Now more than ever, movies excel at trapping people in a dark room for 90 minutes at a time and forcing them to disconnect from the cacophony of bullshit that’s made it so hard to hear the harmonies of the modern world. Simple or naïve as that may sound, the medium is uniquely geared towards retuning our minds, and audiences are rewarding skilled filmmakers for taking positive advantage of that. People want to feel good, but they need to believe in the reasons why, and our bullshit detectors are better than ever.
There’s a reason why Kogonada’s quiet, sensitive, Ozu-inflected “Columbus” — a contemplative drama about absence and architecture — became a breakout word-of-mouth hit last summer. Or why Agnès Varda’s ebullient “Faces Places” played in theaters for months on end, easily becoming the highest-grossing documentary in its distributor’s history. There’s a reason why Ruth Bader Ginsberg is currently the indie box office’s biggest star with “RBG,” and why an accurately titled Claire Denis movie called “Let the Sunshine In” earned more in the U.S. than most of the director’s previous movies have made here combined (even if that’s really just a damning statement about how we’ve failed her other films).
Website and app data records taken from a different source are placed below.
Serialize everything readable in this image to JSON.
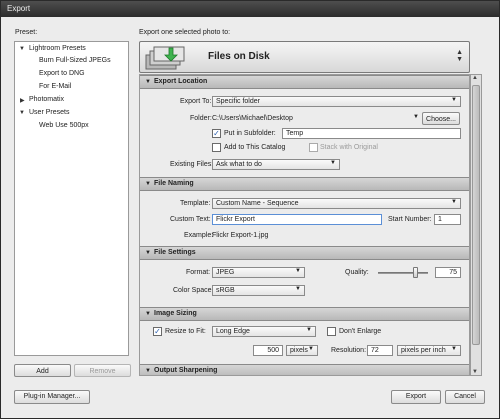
{
  "window": {
    "title": "Export"
  },
  "preset_label": "Preset:",
  "export_header": "Export one selected photo to:",
  "presets": {
    "groups": [
      {
        "label": "Lightroom Presets",
        "expanded": true,
        "items": [
          "Burn Full-Sized JPEGs",
          "Export to DNG",
          "For E-Mail"
        ]
      },
      {
        "label": "Photomatix",
        "expanded": false,
        "items": []
      },
      {
        "label": "User Presets",
        "expanded": true,
        "items": [
          "Web Use 500px"
        ]
      }
    ],
    "add_label": "Add",
    "remove_label": "Remove"
  },
  "destination": {
    "title": "Files on Disk",
    "icon": "folder-disk-icon"
  },
  "sections": {
    "export_location": {
      "title": "Export Location",
      "export_to_label": "Export To:",
      "export_to_value": "Specific folder",
      "folder_label": "Folder:",
      "folder_value": "C:\\Users\\Michael\\Desktop",
      "choose_label": "Choose...",
      "subfolder_label": "Put in Subfolder:",
      "subfolder_checked": true,
      "subfolder_value": "Temp",
      "add_catalog_label": "Add to This Catalog",
      "add_catalog_checked": false,
      "stack_label": "Stack with Original",
      "stack_checked": false,
      "existing_label": "Existing Files:",
      "existing_value": "Ask what to do"
    },
    "file_naming": {
      "title": "File Naming",
      "template_label": "Template:",
      "template_value": "Custom Name - Sequence",
      "custom_text_label": "Custom Text:",
      "custom_text_value": "Flickr Export",
      "start_number_label": "Start Number:",
      "start_number_value": "1",
      "example_label": "Example:",
      "example_value": "Flickr Export-1.jpg"
    },
    "file_settings": {
      "title": "File Settings",
      "format_label": "Format:",
      "format_value": "JPEG",
      "quality_label": "Quality:",
      "quality_value": "75",
      "quality_fraction": 0.75,
      "color_space_label": "Color Space:",
      "color_space_value": "sRGB"
    },
    "image_sizing": {
      "title": "Image Sizing",
      "resize_label": "Resize to Fit:",
      "resize_checked": true,
      "resize_value": "Long Edge",
      "dont_enlarge_label": "Don't Enlarge",
      "dont_enlarge_checked": false,
      "size_value": "500",
      "size_unit": "pixels",
      "resolution_label": "Resolution:",
      "resolution_value": "72",
      "resolution_unit": "pixels per inch"
    },
    "output_sharpening": {
      "title": "Output Sharpening"
    }
  },
  "footer": {
    "plugin_manager_label": "Plug-in Manager...",
    "export_label": "Export",
    "cancel_label": "Cancel"
  }
}
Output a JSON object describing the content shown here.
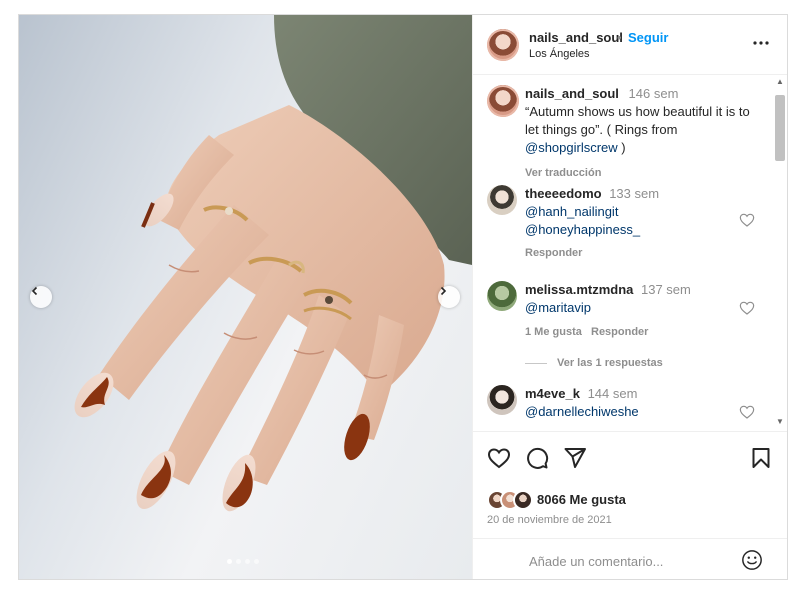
{
  "post": {
    "username": "nails_and_soul",
    "separator": "•",
    "follow_label": "Seguir",
    "location": "Los Ángeles",
    "more_icon": "more-horizontal-icon"
  },
  "caption": {
    "username": "nails_and_soul",
    "time": "146 sem",
    "text_before": "“Autumn shows us how beautiful it is to let things go”. ( Rings from ",
    "mention": "@shopgirlscrew",
    "text_after": " )",
    "translate_label": "Ver traducción"
  },
  "comments": [
    {
      "username": "theeeedomo",
      "time": "133 sem",
      "mentions": [
        "@hanh_nailingit",
        "@honeyhappiness_"
      ],
      "reply_label": "Responder"
    },
    {
      "username": "melissa.mtzmdna",
      "time": "137 sem",
      "mentions": [
        "@maritavip"
      ],
      "likes_label": "1 Me gusta",
      "reply_label": "Responder",
      "view_replies_label": "Ver las 1 respuestas"
    },
    {
      "username": "m4eve_k",
      "time": "144 sem",
      "mentions": [
        "@darnellechiweshe"
      ]
    }
  ],
  "actions": {
    "like_icon": "heart-icon",
    "comment_icon": "comment-icon",
    "share_icon": "send-icon",
    "save_icon": "bookmark-icon"
  },
  "likes": {
    "count_label": "8066 Me gusta"
  },
  "date": "20 de noviembre de 2021",
  "add_comment": {
    "placeholder": "Añade un comentario...",
    "emoji_icon": "emoji-icon"
  },
  "carousel": {
    "total": 4,
    "active": 1
  },
  "colors": {
    "link_blue": "#0095f6",
    "mention": "#00376b",
    "muted": "#8e8e8e",
    "text": "#262626"
  }
}
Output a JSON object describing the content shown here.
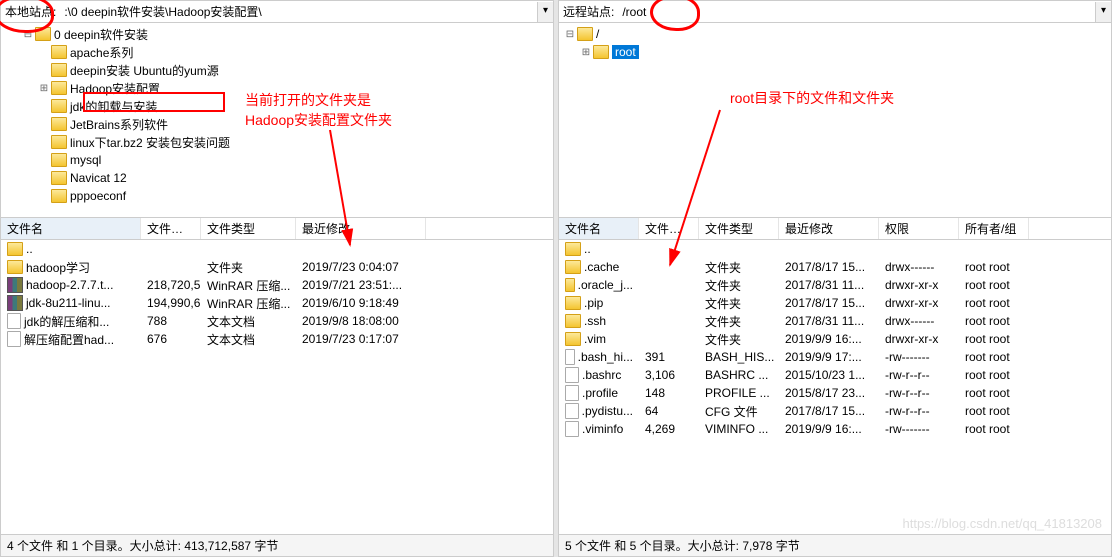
{
  "local": {
    "label": "本地站点:",
    "path": ":\\0 deepin软件安装\\Hadoop安装配置\\",
    "tree": [
      {
        "indent": 1,
        "toggle": "⊟",
        "icon": "folder",
        "label": "0 deepin软件安装"
      },
      {
        "indent": 2,
        "toggle": "",
        "icon": "folder",
        "label": "apache系列"
      },
      {
        "indent": 2,
        "toggle": "",
        "icon": "folder",
        "label": "deepin安装 Ubuntu的yum源"
      },
      {
        "indent": 2,
        "toggle": "⊞",
        "icon": "folder",
        "label": "Hadoop安装配置"
      },
      {
        "indent": 2,
        "toggle": "",
        "icon": "folder",
        "label": "jdk的卸载与安装"
      },
      {
        "indent": 2,
        "toggle": "",
        "icon": "folder",
        "label": "JetBrains系列软件"
      },
      {
        "indent": 2,
        "toggle": "",
        "icon": "folder",
        "label": "linux下tar.bz2 安装包安装问题"
      },
      {
        "indent": 2,
        "toggle": "",
        "icon": "folder",
        "label": "mysql"
      },
      {
        "indent": 2,
        "toggle": "",
        "icon": "folder",
        "label": "Navicat 12"
      },
      {
        "indent": 2,
        "toggle": "",
        "icon": "folder",
        "label": "pppoeconf"
      }
    ],
    "headers": {
      "name": "文件名",
      "size": "文件大小",
      "type": "文件类型",
      "date": "最近修改"
    },
    "files": [
      {
        "icon": "folder",
        "name": "..",
        "size": "",
        "type": "",
        "date": ""
      },
      {
        "icon": "folder",
        "name": "hadoop学习",
        "size": "",
        "type": "文件夹",
        "date": "2019/7/23 0:04:07"
      },
      {
        "icon": "rar",
        "name": "hadoop-2.7.7.t...",
        "size": "218,720,5...",
        "type": "WinRAR 压缩...",
        "date": "2019/7/21 23:51:..."
      },
      {
        "icon": "rar",
        "name": "jdk-8u211-linu...",
        "size": "194,990,6...",
        "type": "WinRAR 压缩...",
        "date": "2019/6/10 9:18:49"
      },
      {
        "icon": "file",
        "name": "jdk的解压缩和...",
        "size": "788",
        "type": "文本文档",
        "date": "2019/9/8 18:08:00"
      },
      {
        "icon": "file",
        "name": "解压缩配置had...",
        "size": "676",
        "type": "文本文档",
        "date": "2019/7/23 0:17:07"
      }
    ],
    "status": "4 个文件 和 1 个目录。大小总计: 413,712,587 字节"
  },
  "remote": {
    "label": "远程站点:",
    "path": "/root",
    "tree": [
      {
        "indent": 0,
        "toggle": "⊟",
        "icon": "folder",
        "label": "/"
      },
      {
        "indent": 1,
        "toggle": "⊞",
        "icon": "folder",
        "label": "root",
        "selected": true
      }
    ],
    "headers": {
      "name": "文件名",
      "size": "文件大小",
      "type": "文件类型",
      "date": "最近修改",
      "perm": "权限",
      "owner": "所有者/组"
    },
    "files": [
      {
        "icon": "folder",
        "name": "..",
        "size": "",
        "type": "",
        "date": "",
        "perm": "",
        "owner": ""
      },
      {
        "icon": "folder",
        "name": ".cache",
        "size": "",
        "type": "文件夹",
        "date": "2017/8/17 15...",
        "perm": "drwx------",
        "owner": "root root"
      },
      {
        "icon": "folder",
        "name": ".oracle_j...",
        "size": "",
        "type": "文件夹",
        "date": "2017/8/31 11...",
        "perm": "drwxr-xr-x",
        "owner": "root root"
      },
      {
        "icon": "folder",
        "name": ".pip",
        "size": "",
        "type": "文件夹",
        "date": "2017/8/17 15...",
        "perm": "drwxr-xr-x",
        "owner": "root root"
      },
      {
        "icon": "folder",
        "name": ".ssh",
        "size": "",
        "type": "文件夹",
        "date": "2017/8/31 11...",
        "perm": "drwx------",
        "owner": "root root"
      },
      {
        "icon": "folder",
        "name": ".vim",
        "size": "",
        "type": "文件夹",
        "date": "2019/9/9 16:...",
        "perm": "drwxr-xr-x",
        "owner": "root root"
      },
      {
        "icon": "file",
        "name": ".bash_hi...",
        "size": "391",
        "type": "BASH_HIS...",
        "date": "2019/9/9 17:...",
        "perm": "-rw-------",
        "owner": "root root"
      },
      {
        "icon": "file",
        "name": ".bashrc",
        "size": "3,106",
        "type": "BASHRC ...",
        "date": "2015/10/23 1...",
        "perm": "-rw-r--r--",
        "owner": "root root"
      },
      {
        "icon": "file",
        "name": ".profile",
        "size": "148",
        "type": "PROFILE ...",
        "date": "2015/8/17 23...",
        "perm": "-rw-r--r--",
        "owner": "root root"
      },
      {
        "icon": "file",
        "name": ".pydistu...",
        "size": "64",
        "type": "CFG 文件",
        "date": "2017/8/17 15...",
        "perm": "-rw-r--r--",
        "owner": "root root"
      },
      {
        "icon": "file",
        "name": ".viminfo",
        "size": "4,269",
        "type": "VIMINFO ...",
        "date": "2019/9/9 16:...",
        "perm": "-rw-------",
        "owner": "root root"
      }
    ],
    "status": "5 个文件 和 5 个目录。大小总计: 7,978 字节"
  },
  "annotations": {
    "current_folder": "当前打开的文件夹是\nHadoop安装配置文件夹",
    "root_folder": "root目录下的文件和文件夹"
  },
  "watermark": "https://blog.csdn.net/qq_41813208"
}
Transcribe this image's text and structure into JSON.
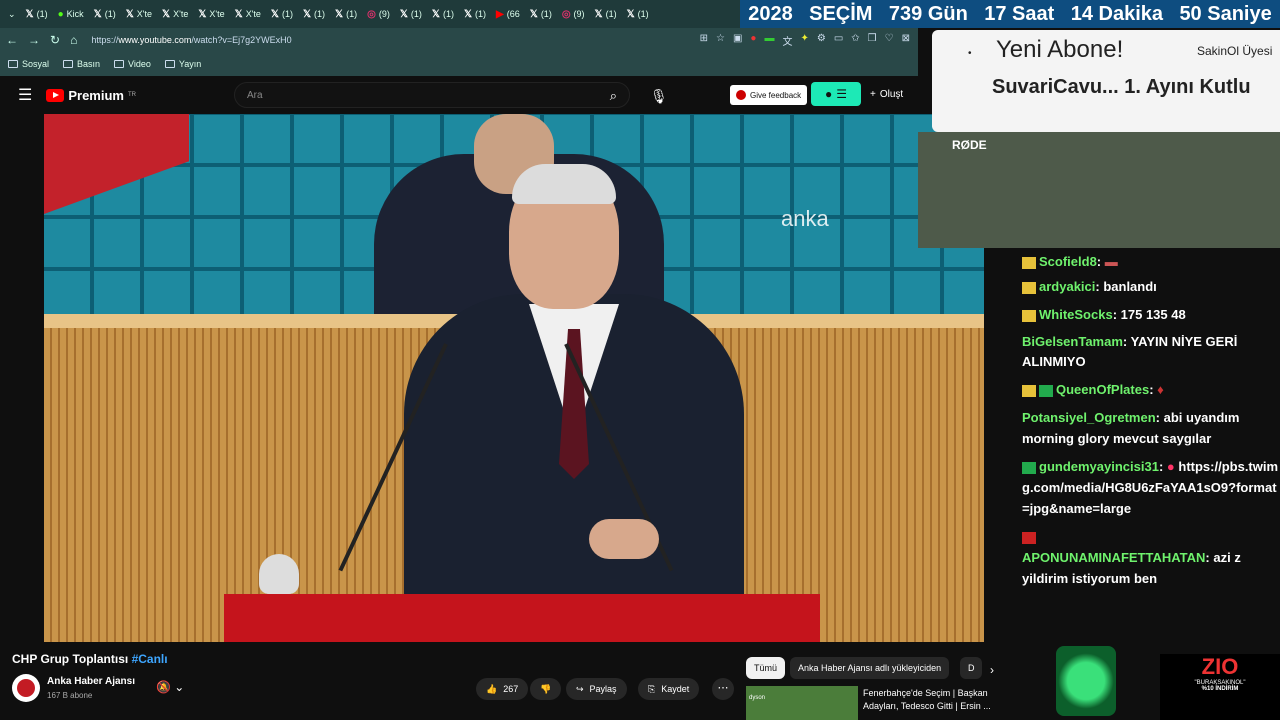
{
  "browser": {
    "tabs": [
      {
        "label": "(1)",
        "icon": "x-icon"
      },
      {
        "label": "Kick",
        "icon": "kick-icon"
      },
      {
        "label": "(1)",
        "icon": "x-icon"
      },
      {
        "label": "X'te",
        "icon": "x-icon"
      },
      {
        "label": "X'te",
        "icon": "x-icon"
      },
      {
        "label": "X'te",
        "icon": "x-icon"
      },
      {
        "label": "X'te",
        "icon": "x-icon"
      },
      {
        "label": "(1)",
        "icon": "x-icon"
      },
      {
        "label": "(1)",
        "icon": "x-icon"
      },
      {
        "label": "(1)",
        "icon": "x-icon"
      },
      {
        "label": "(9)",
        "icon": "instagram-icon"
      },
      {
        "label": "(1)",
        "icon": "x-icon"
      },
      {
        "label": "(1)",
        "icon": "x-icon"
      },
      {
        "label": "(1)",
        "icon": "x-icon"
      },
      {
        "label": "(66",
        "icon": "youtube-icon"
      },
      {
        "label": "(1)",
        "icon": "x-icon"
      },
      {
        "label": "(9)",
        "icon": "instagram-icon"
      },
      {
        "label": "(1)",
        "icon": "x-icon"
      },
      {
        "label": "(1)",
        "icon": "x-icon"
      }
    ],
    "url_prefix": "https://",
    "url_host": "www.youtube.com",
    "url_path": "/watch?v=Ej7g2YWExH0",
    "bookmarks": [
      "Sosyal",
      "Basın",
      "Video",
      "Yayın"
    ]
  },
  "countdown": {
    "year": "2028",
    "label": "SEÇİM",
    "days": "739 Gün",
    "hours": "17 Saat",
    "minutes": "14 Dakika",
    "seconds": "50 Saniye"
  },
  "youtube": {
    "logo_text": "Premium",
    "logo_region": "TR",
    "search_placeholder": "Ara",
    "feedback_label": "Give feedback",
    "create_label": "Oluşt",
    "video_watermark": "anka",
    "video_title": "CHP Grup Toplantısı",
    "video_hashtag": "#Canlı",
    "channel_name": "Anka Haber Ajansı",
    "subscribers": "167 B abone",
    "likes": "267",
    "share_label": "Paylaş",
    "save_label": "Kaydet",
    "chips": [
      "Tümü",
      "Anka Haber Ajansı adlı yükleyiciden",
      "D"
    ],
    "recommended_title": "Fenerbahçe'de Seçim | Başkan Adayları, Tedesco Gitti | Ersin ...",
    "recommended_thumb_text": "dyson"
  },
  "stream": {
    "alert_title": "Yeni Abone!",
    "alert_side": "SakinOl Üyesi",
    "alert_sub": "SuvariCavu... 1. Ayını Kutlu",
    "webcam_brand": "RØDE",
    "sponsor_brand": "ZIO",
    "sponsor_line1": "\"BURAKSAKINOL\"",
    "sponsor_line2": "%10 İNDİRİM"
  },
  "chat": [
    {
      "user": "Scofield8",
      "text": "",
      "badge": "y",
      "color": "green"
    },
    {
      "user": "ardyakici",
      "text": "banlandı",
      "badge": "y",
      "color": "green"
    },
    {
      "user": "WhiteSocks",
      "text": "175 135 48",
      "badge": "y",
      "color": "green"
    },
    {
      "user": "BiGelsenTamam",
      "text": "YAYIN NİYE GERİ ALINMIYO",
      "badge": "",
      "color": "green"
    },
    {
      "user": "QueenOfPlates",
      "text": "",
      "badge": "y",
      "color": "green"
    },
    {
      "user": "Potansiyel_Ogretmen",
      "text": "abi uyandım morning glory mevcut saygılar",
      "badge": "",
      "color": "green"
    },
    {
      "user": "gundemyayincisi31",
      "text": "https://pbs.twimg.com/media/HG8U6zFaYAA1sO9?format=jpg&name=large",
      "badge": "g",
      "color": "green"
    },
    {
      "user": "APONUNAMINAFETTAHATAN",
      "text": "azi z yildirim istiyorum ben",
      "badge": "r",
      "color": "green"
    }
  ]
}
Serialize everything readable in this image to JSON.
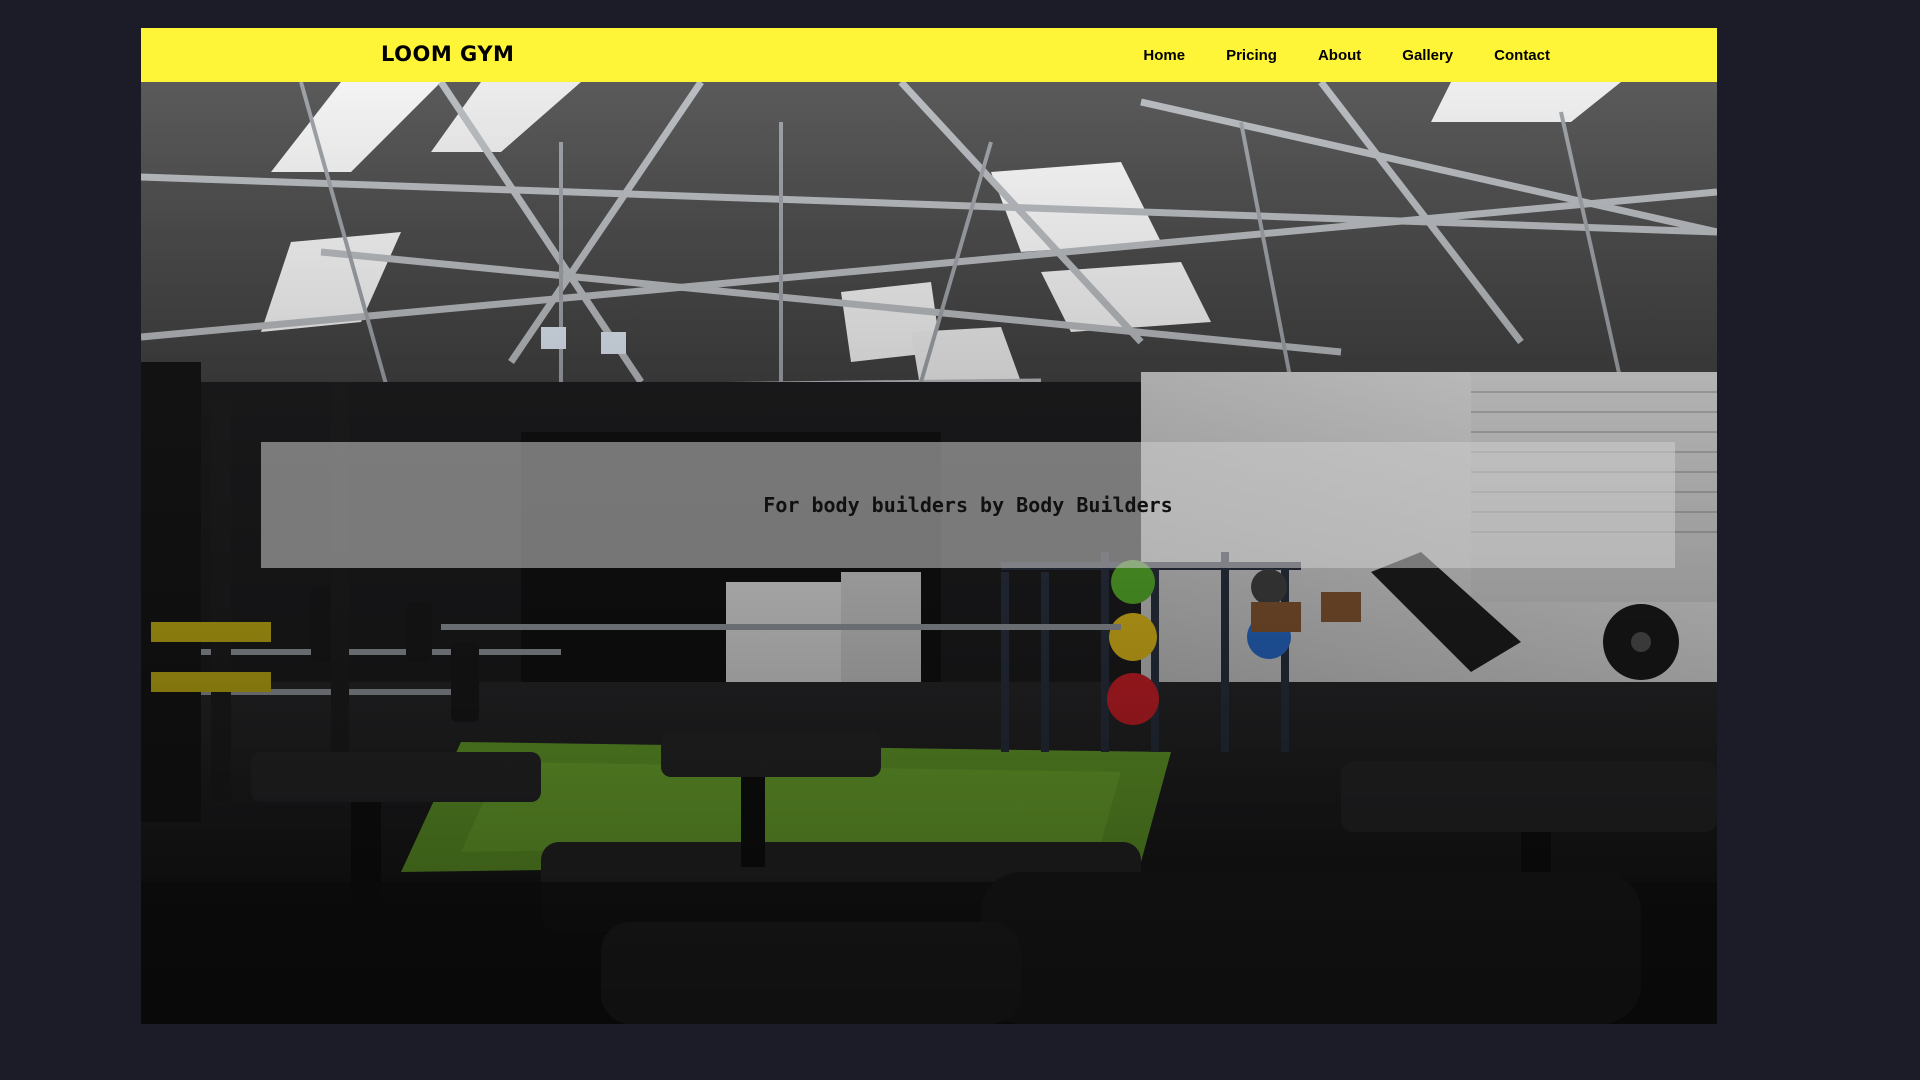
{
  "brand": {
    "name": "LOOM GYM"
  },
  "nav": {
    "items": [
      {
        "label": "Home"
      },
      {
        "label": "Pricing"
      },
      {
        "label": "About"
      },
      {
        "label": "Gallery"
      },
      {
        "label": "Contact"
      }
    ]
  },
  "hero": {
    "tagline": "For body builders by Body Builders",
    "image_description_icon": "gym-interior-photo"
  },
  "colors": {
    "navbar": "#fff538",
    "page_background": "#1c1c28",
    "tagline_box": "rgba(205,205,205,0.55)"
  }
}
At a time when the major studios are relying on spectacle to sell tickets, kindness has started to emerge as a similar force — at a time when it’s increasingly difficult to find in the newspapers or on TV, kindness has become a spectacle of its own. The helpers are out there, but it’s a lot easier to remember what they look like and why we need them when they’re blown up on the big screen. People want to see that in the movies so they can see it in each other. If nicecore continues to pay off, blossoming from a trend (or think-piece neologism) into a genuine wave, perhaps we’ll even be able to help ourselves.